I have a deep sense of uneasiness about where unbridled pastoral vision might lead, particularly when it is coupled with an ambition for empire-building. As God gives these pastors their vision (at least, we are told that is where the vision comes from) I wonder why the conversation between Jesus and Peter where Jesus says “Peter, if you love me FEED my sheep” doesn’t come up more often. It seems like a pertinent message to pastors, a vision for their role in the church, if you will.
On church leadership blogs I see so much namedropping by church growth pastors and so much bragging about their exciting churches, so much ambition or pride to see themselves and/or their churches included among the lists of hot churches doing things the now way. So much energy devoted to preparation for — or debriefing from — the latest leadership conference or retreat.
It must be so much more exciting to receive calls to speak at Namedroppable Leadership Conference than to receive calls saying Myrtle Jenkins is hoping Pastor will visit her in the hospital.
It’s hard to put my finger on what bothers me, because throughout the whole subject there is much that is good. But frankly, I see a lot of personal ambition and ego-stoking going on. God uses imperfection all the time, so it’s not like He’s not going to use this movement. Of course He will. Still, this part can’t be good for these leadership types themselves and it can’t be good for the people they are leading.
The danger I see is that people will submit to a vision in good faith and end up being worn out for the cause of satisfying a man’s ambition, or to feed his narcissism, or to assuage his existential angst and guilt about whether he’s doing enough with his life. That would be to misuse the people of God and the power of pastoral influence. That would be to drive the people instead of caring for them. That would be to desire a trophy church instead of being a true minister to the flock God has called you to love and tend and feed like a shepherd.
No doubt some vision is helpful as a church finds its niche or calling in a community.
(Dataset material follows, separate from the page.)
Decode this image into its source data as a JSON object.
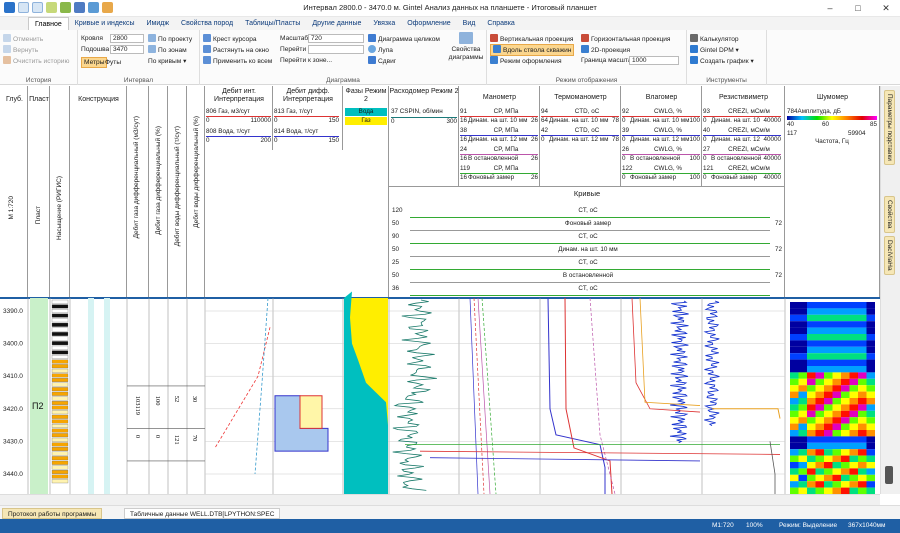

However, I think an over-particularized vision is a problem, inasmuch as the biblical vision for Christian life and worship is what it is. One has a sense that ekklesia gathered together believers, not believers who _____ [fill in the blank with some particularity.]
If we boil it down a church vision statement that leaves something out, don’t we risk hacking off fingers and toes from the body of Christ?